I remember as a kid being upset and walking away from our home. Thoughts swirled around in my head. Never get married, never have kids. Never get married, never have kids. Over and over like a mantra. I don’t remember the incident, but ours was a violent household where fighting was frequent, and empathy rare. I was a sad and depressed child.
When I eventually grew up, I began to realize I didn’t know how to have a functioning relationship. A pattern developed. Fall in love. Have a great six months. Problems emerged. Struggle for a while. A new love interest arose. Break up the old relationship and start over. Falling in love was easy but working through the difficulties that emerged in all those relationships were not.
I did get married in my mid 30’s, after a series of relationships. It was a difficult marriage. Fortunately, we never had children. After years of both individual and couples therapy, it ended in a divorce.
In the meantime, I became a psychotherapist. I had to unravel so much of my trauma, meaning making and psyche. I came to understand emotionally the imprints left on me by my parents. No longer was I in an unconscious relationship with them, compensating for their deficits.
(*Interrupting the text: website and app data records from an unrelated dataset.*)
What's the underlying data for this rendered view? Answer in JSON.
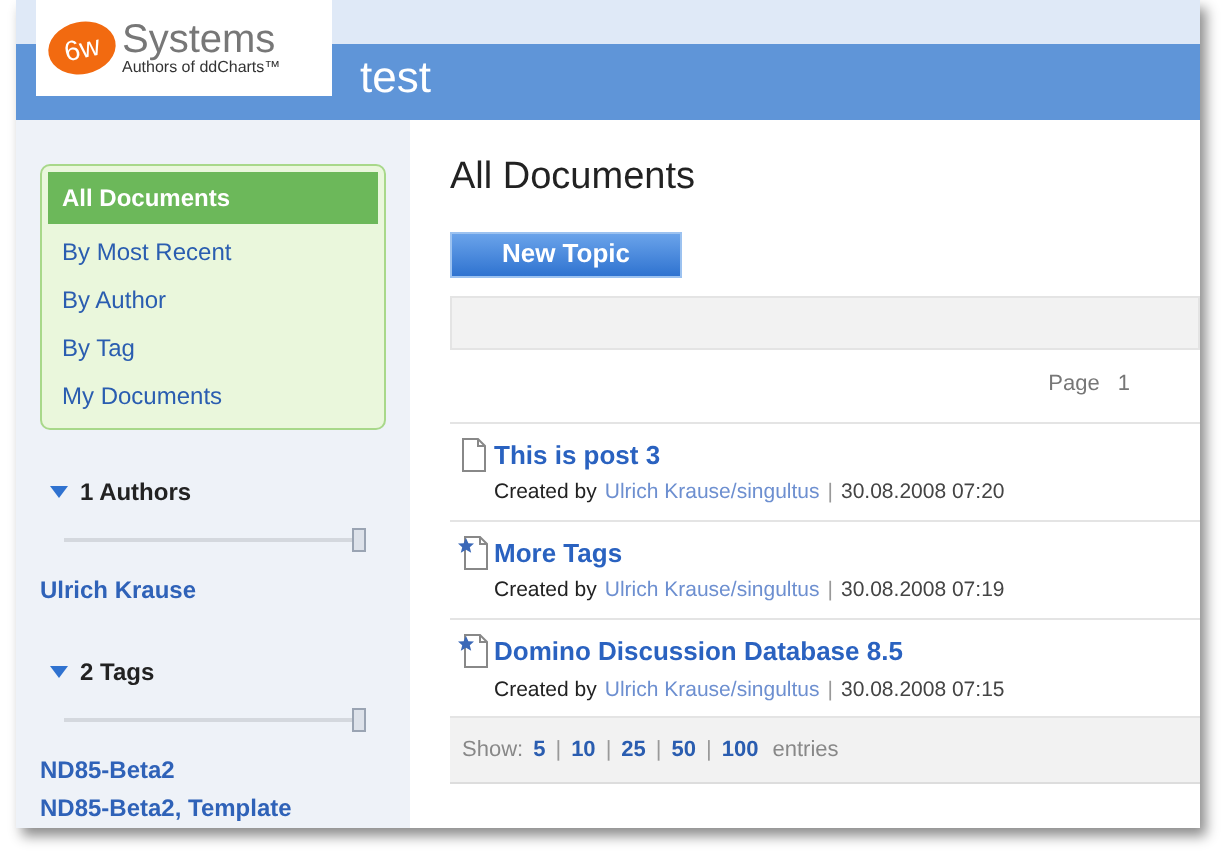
{
  "logo": {
    "mark": "6w",
    "name": "Systems",
    "tagline": "Authors of ddCharts™"
  },
  "header": {
    "title": "test"
  },
  "nav": [
    {
      "label": "All Documents",
      "selected": true
    },
    {
      "label": "By Most Recent",
      "selected": false
    },
    {
      "label": "By Author",
      "selected": false
    },
    {
      "label": "By Tag",
      "selected": false
    },
    {
      "label": "My Documents",
      "selected": false
    }
  ],
  "facets": [
    {
      "title": "1 Authors",
      "expanded": true,
      "level": 1,
      "links": [
        "Ulrich Krause"
      ]
    },
    {
      "title": "2 Tags",
      "expanded": true,
      "level": 1,
      "links": [
        "ND85-Beta2",
        "ND85-Beta2, Template"
      ]
    }
  ],
  "main": {
    "title": "All Documents",
    "new_button": "New Topic",
    "page_label": "Page",
    "page_number": "1"
  },
  "documents": [
    {
      "kind": "document",
      "title": "This is post 3",
      "created_by": "Created by",
      "author": "Ulrich Krause/singultus",
      "separator": "|",
      "date": "30.08.2008 07:20"
    },
    {
      "kind": "starred",
      "title": "More Tags",
      "created_by": "Created by",
      "author": "Ulrich Krause/singultus",
      "separator": "|",
      "date": "30.08.2008 07:19"
    },
    {
      "kind": "starred",
      "title": "Domino Discussion Database 8.5",
      "created_by": "Created by",
      "author": "Ulrich Krause/singultus",
      "separator": "|",
      "date": "30.08.2008 07:15"
    }
  ],
  "footer": {
    "show_label": "Show:",
    "options": [
      "5",
      "10",
      "25",
      "50",
      "100"
    ],
    "separator": "|",
    "entries_label": "entries"
  }
}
No longer was the imprint of being a caretaker to an angry father deforming my ability to speak up for myself. I reformed and reclaimed myself. The wrinkles of my life smoothed out. I studied psychology and relationships and participated in training after training. I lived and breathed self-understanding and therapeutic process. I found I loved sitting with a person or a couple and seeing the patterns of their lives. I loved seeing the images of how they interacted. I loved helping them untangle the knots of their lives.
For me, there has been a long journey between those two places – beginning with despair and hopelessness, evolving to appreciation, wonder, and joy.
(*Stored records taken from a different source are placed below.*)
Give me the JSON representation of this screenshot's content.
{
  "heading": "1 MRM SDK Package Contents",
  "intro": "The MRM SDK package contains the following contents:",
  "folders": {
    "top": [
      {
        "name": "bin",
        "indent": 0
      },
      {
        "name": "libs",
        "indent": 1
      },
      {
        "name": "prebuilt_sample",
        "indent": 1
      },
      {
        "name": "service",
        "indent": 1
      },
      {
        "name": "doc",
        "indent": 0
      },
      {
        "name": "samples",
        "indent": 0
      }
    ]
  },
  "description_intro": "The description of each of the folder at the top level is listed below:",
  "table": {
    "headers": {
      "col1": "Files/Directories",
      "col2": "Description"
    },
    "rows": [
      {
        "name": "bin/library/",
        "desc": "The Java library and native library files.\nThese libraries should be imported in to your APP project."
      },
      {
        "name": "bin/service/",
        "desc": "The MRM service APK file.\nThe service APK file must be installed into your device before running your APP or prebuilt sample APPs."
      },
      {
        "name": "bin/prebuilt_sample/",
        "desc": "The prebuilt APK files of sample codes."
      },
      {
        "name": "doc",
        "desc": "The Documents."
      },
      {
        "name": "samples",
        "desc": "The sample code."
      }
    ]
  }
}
I’m in a fantastic marriage now. One I could never have envisioned in my youth. I found ‘the one,’ my soulmate. A concept I never believed in, and certainly never thought would happen in my life. Today, I am married to a man I adore. Sure, we get into arguments sometimes. But 10 minutes later, we’ve figured out what triggered us and moved back into our safe connection. Gone are days of long-lasting hurt and a confused distance between us.
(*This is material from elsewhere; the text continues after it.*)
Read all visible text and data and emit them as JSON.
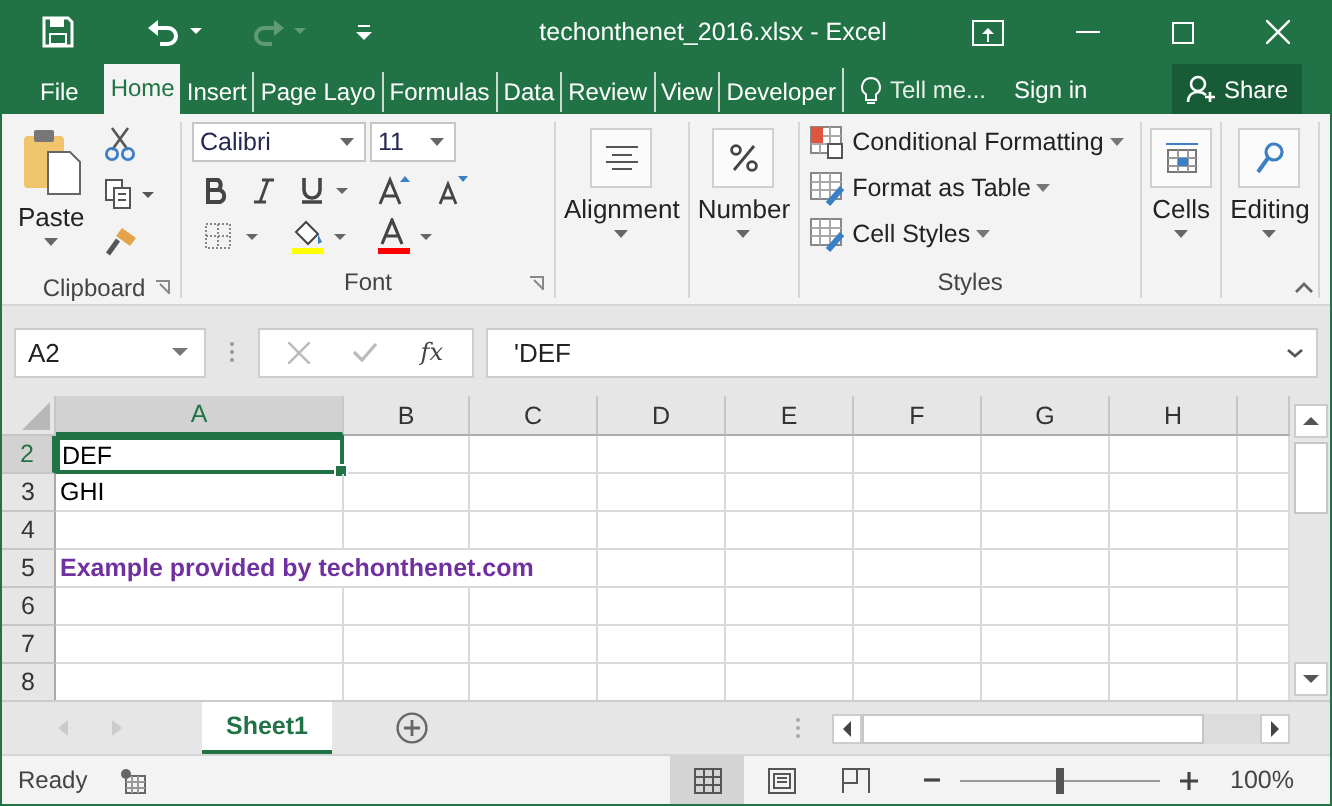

Part of that journey is my creating WeConcile® – an online, DIY, experiential learning program for couples. I started writing WeConcile in 2009. And while I was writing it, my now husband and I lived it. It seeped into our flesh, migrated into the very cells of our bones. The spaces within both our psyches that had been filled with trauma, doubt, and misunderstandings, slowly became infused with understanding, healing, and trust. We became different people. We became humans capable of listening to each other. We changed our behaviors. We reacted less.
I didn’t know that as over the years I created this program, I would also be living it. I only knew it became my life’s mission – to help others escape what I had escaped; the pain of the past, the pain of wounded relationships and broken dreams.
We all have our unique abilities and talents. Mine has been living at the interface of unwinding trauma and healing, of crossing the bridge of unrelating to relating, of being a writer and a healer, a student and a teacher. If you had asked me as a kid, what I wanted to be when I grew up, I would never have said, help people understand themselves, help people relate in healthy happy ways. In my youth I would have said, I want to save the planet, help the animals (and I still do). But life had other ideas for me on how I would contribute to this world. I have been guided. The fertile roots of my life have reached downward and anchored me in this particular journey of teaching others how they can better relate, how they can make their relationships beautiful.
Check out my more detailed article on my relational journey here: